What lines in the entries hold the string "this"? List them.

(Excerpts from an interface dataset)
***
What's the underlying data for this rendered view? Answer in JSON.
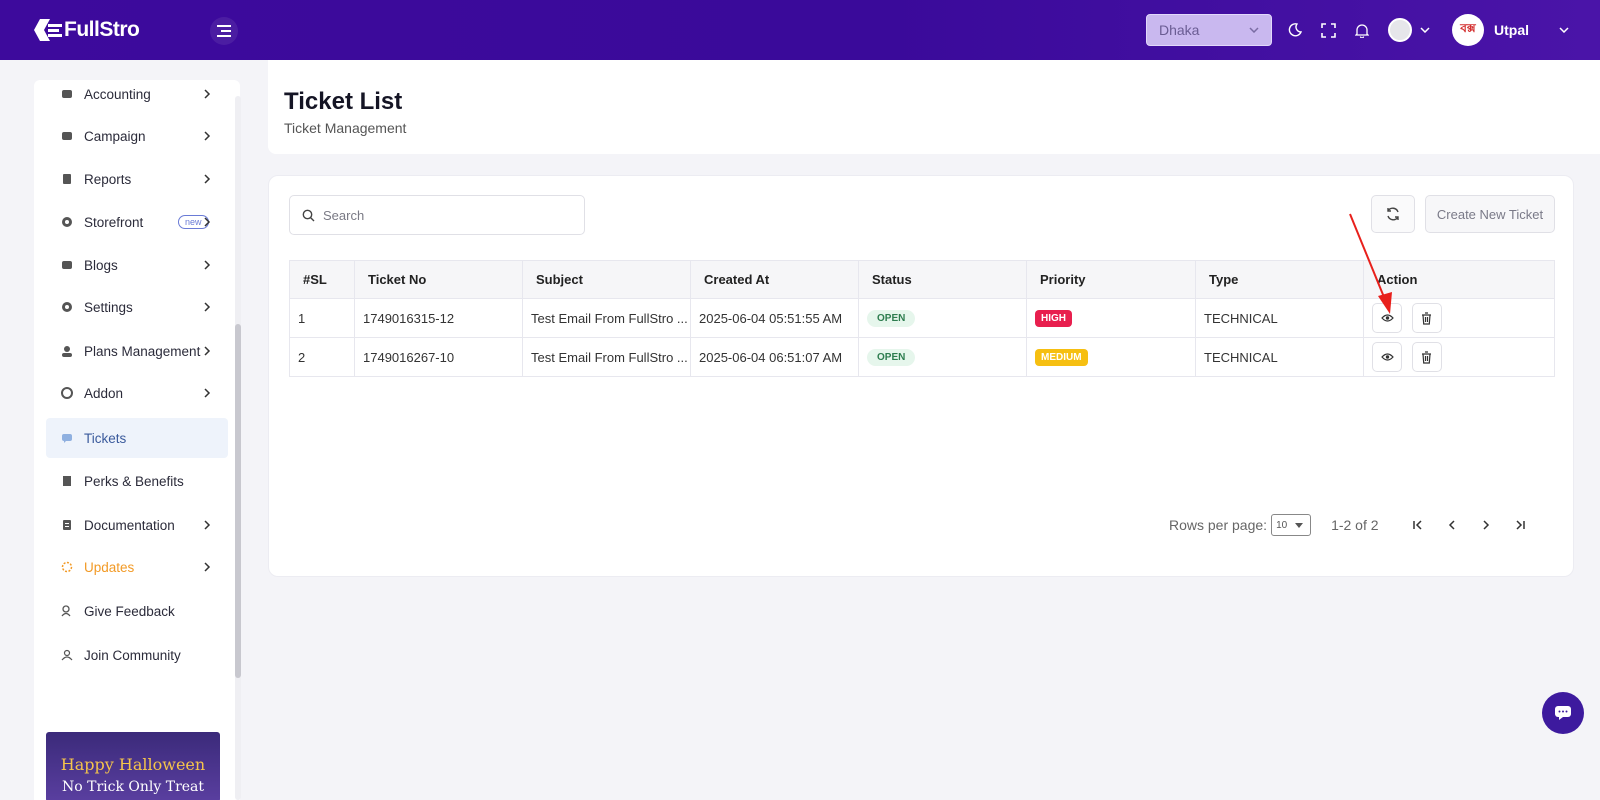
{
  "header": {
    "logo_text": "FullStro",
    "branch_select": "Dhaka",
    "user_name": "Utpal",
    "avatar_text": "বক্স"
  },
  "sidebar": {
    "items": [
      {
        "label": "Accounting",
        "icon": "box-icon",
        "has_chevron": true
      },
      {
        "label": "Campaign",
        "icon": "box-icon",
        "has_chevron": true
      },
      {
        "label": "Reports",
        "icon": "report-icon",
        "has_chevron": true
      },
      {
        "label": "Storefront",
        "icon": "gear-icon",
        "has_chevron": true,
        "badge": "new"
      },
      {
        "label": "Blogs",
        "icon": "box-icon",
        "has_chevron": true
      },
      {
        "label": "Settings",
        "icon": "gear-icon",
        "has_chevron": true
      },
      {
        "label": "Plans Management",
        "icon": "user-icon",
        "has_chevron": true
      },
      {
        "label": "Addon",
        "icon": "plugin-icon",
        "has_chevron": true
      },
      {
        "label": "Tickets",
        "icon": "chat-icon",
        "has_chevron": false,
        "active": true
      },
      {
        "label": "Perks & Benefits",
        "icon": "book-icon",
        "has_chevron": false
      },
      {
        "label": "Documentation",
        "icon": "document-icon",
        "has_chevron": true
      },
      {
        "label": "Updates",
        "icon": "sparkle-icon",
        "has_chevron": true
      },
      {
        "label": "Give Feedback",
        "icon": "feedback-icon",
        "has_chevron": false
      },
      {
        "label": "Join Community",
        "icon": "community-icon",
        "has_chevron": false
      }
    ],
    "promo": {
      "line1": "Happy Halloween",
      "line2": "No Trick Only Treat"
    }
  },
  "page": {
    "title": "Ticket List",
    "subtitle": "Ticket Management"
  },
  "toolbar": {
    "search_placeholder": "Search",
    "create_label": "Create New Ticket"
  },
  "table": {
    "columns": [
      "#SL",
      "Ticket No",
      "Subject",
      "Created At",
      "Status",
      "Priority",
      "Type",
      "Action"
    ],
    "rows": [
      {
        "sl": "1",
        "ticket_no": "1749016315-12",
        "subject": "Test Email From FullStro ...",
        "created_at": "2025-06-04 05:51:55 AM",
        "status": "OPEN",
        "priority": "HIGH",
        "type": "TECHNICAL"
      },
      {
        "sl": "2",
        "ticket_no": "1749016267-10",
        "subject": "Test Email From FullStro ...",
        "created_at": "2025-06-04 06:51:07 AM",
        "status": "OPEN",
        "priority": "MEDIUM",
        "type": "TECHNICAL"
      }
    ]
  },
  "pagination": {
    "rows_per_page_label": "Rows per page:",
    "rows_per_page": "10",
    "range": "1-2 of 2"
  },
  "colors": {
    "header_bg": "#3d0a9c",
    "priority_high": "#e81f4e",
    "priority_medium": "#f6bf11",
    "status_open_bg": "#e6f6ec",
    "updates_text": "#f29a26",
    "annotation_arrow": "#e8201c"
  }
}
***
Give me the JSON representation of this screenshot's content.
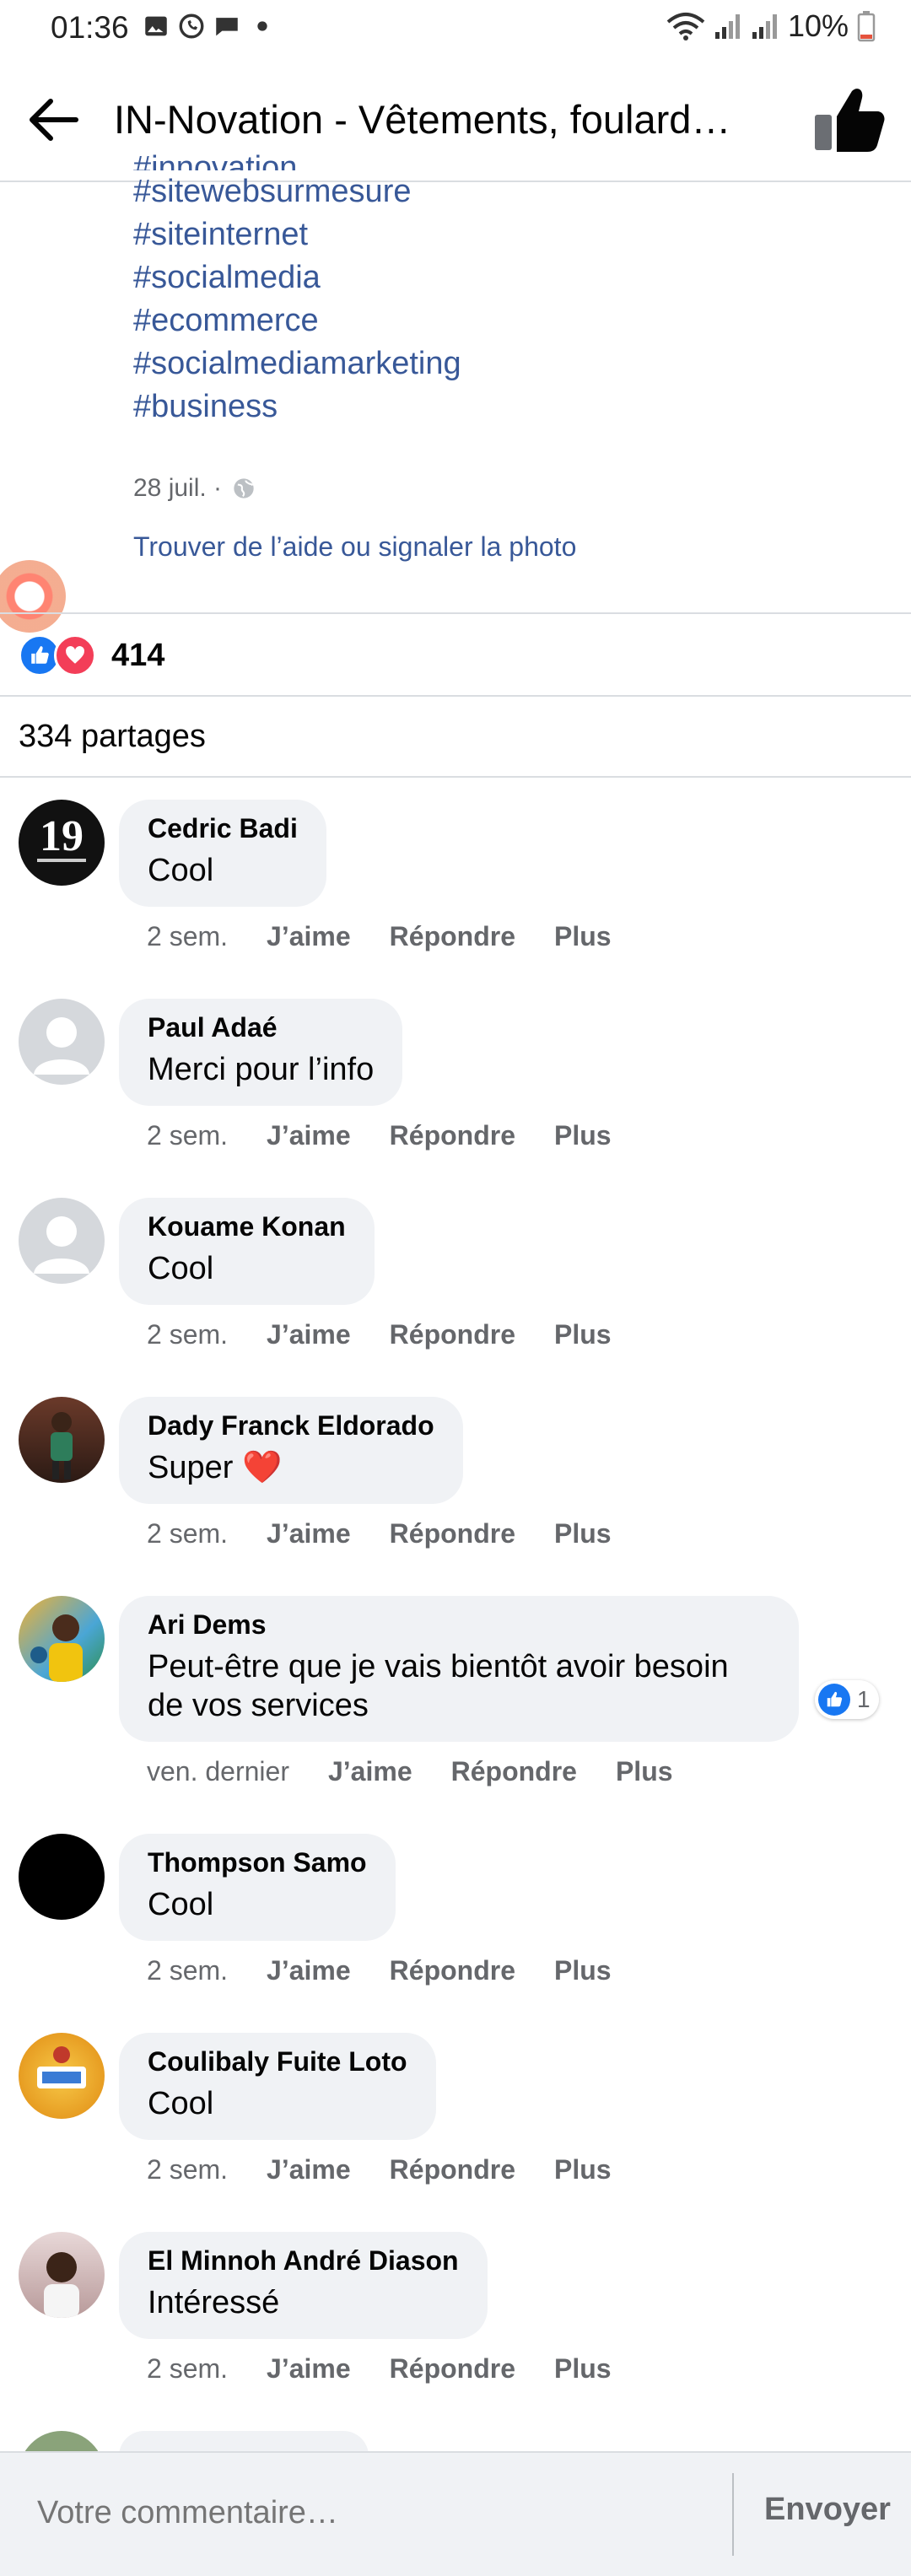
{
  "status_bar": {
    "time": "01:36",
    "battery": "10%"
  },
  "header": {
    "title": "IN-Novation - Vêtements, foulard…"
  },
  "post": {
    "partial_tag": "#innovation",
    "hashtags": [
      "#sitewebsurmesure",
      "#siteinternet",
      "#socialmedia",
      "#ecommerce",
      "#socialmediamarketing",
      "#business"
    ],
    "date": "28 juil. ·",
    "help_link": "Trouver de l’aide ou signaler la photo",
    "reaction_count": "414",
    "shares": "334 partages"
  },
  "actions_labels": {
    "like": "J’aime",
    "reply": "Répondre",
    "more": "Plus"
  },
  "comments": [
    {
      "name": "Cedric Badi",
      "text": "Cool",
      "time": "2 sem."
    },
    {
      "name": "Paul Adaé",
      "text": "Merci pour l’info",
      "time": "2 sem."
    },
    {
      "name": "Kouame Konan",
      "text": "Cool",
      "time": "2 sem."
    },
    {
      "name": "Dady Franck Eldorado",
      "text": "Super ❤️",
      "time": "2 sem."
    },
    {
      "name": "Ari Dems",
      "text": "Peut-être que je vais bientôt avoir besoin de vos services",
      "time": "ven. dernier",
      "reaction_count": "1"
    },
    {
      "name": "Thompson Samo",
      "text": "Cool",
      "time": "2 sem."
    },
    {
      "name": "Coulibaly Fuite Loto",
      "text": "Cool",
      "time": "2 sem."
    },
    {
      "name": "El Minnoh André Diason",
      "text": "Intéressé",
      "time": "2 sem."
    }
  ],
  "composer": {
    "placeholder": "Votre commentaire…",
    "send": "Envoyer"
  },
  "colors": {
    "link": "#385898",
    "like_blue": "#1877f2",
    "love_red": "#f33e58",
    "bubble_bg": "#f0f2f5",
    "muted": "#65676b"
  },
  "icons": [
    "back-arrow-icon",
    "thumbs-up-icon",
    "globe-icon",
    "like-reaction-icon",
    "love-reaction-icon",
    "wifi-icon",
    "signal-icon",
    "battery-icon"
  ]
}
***
_SOLVED PROBLEM:_
What's the underlying data for this rendered view? Answer in JSON.
Give me the JSON representation of this screenshot's content.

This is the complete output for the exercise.